Alleviates Credibility Concerns
While the internet may have put a significant dent in traditional retailing, it turns out there are things shopping virtually will not satisfy. Chief amongst them, many customers still have a certain amount of trepidation about making a large purchase from a company they have never seen. You eliminate that concern with a brick and mortar location serving as the foundation of your ecommerce presence. This can be quite profitable too. A recent study by Smart Insights found these “omnichannel” consumers tend to spend 3.5 times more.
People Like Touching Things
“Shoppers will always want to touch, feel, and experience a product in the flesh before they purchase it,” Zoё Kelly, planning director at Vivid, a shopper marketing agency, told The Guardian. “They might use digital to research and narrow down their choice, but when it comes to paying, they want to see it in the flesh and make sure it is the right choice.”
With this in mind, you can use your online presence to draw physical shoppers into your store. “Old-school” retailers like J.C. Penney, Nordstrom, and Macy’s are leveraging their brick and mortar operations in this fashion, allowing shoppers to buy online and pick up items in the store. This also fulfills the human desire for instant gratification, as customers can go get their purchases the same day if they would like, which also eliminates shipping costs.
When you open a furniture store, you are going to get a lot of people who just want to see how a sofa sits, how tall that barstool is in actuality, and whether or not that mattress really is as comfortable as sleeping in the arms of an angel. Your brick and mortar location will provide them with the opportunity to do so and give you an opportunity to draw them to your ecommerce presence for the actual purchase. After all, most furniture has to be delivered anyway. You can have online-only exclusives, as well as in-store exclusives. If an item is a really hot seller, you can use it to lure shoppers into the store to make the purchase by making it an in-store item only — at an irresistible price.
Amazon Has Figured This Out

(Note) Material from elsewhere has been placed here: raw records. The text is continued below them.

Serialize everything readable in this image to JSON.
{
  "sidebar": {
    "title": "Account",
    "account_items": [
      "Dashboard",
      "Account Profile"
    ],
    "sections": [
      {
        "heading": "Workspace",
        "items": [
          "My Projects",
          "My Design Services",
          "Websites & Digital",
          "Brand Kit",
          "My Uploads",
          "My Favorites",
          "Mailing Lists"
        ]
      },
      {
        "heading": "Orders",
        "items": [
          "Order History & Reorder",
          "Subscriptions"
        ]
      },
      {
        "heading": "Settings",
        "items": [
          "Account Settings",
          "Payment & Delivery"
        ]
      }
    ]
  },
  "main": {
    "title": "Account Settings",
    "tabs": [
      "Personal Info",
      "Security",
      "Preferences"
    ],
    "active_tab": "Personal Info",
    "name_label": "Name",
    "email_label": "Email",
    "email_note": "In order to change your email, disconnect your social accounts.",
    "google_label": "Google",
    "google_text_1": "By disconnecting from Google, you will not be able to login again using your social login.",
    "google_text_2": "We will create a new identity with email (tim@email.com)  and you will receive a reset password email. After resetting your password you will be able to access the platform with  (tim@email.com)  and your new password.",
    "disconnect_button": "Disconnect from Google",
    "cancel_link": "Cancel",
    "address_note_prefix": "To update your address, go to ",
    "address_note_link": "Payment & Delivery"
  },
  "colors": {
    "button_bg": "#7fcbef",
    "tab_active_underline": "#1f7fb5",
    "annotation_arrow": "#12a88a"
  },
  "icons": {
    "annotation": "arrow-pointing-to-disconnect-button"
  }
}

Ironically, this “clicks and bricks” strategy is now being employed by one of the last retailers you would expect to see put it into play. Amazon, the online behemoth considered singularly responsible for relegating the neighborhood bookstore to near irrelevancy, has now started opening brick and mortar locations. Among the reasons cited: physical locations give shoppers the opportunity to try out its Kindle e-readers and streaming TV service, as well as its Echo and Alexa products. The company is also experimenting with automating the traditional retail experience with its Amazon Go checkout-free shopping environment.
Interestingly, with that development, retail’s embrace of bricks and clicks brings shopping full circle. While e-commerce relentlessly battered traditional retailing in its earliest days, smart retailers have figured out the two sales channels can actually be complementary. Using ecommerce to bolster brick and mortar sales could well be the edge you need to make your furniture store more profitable.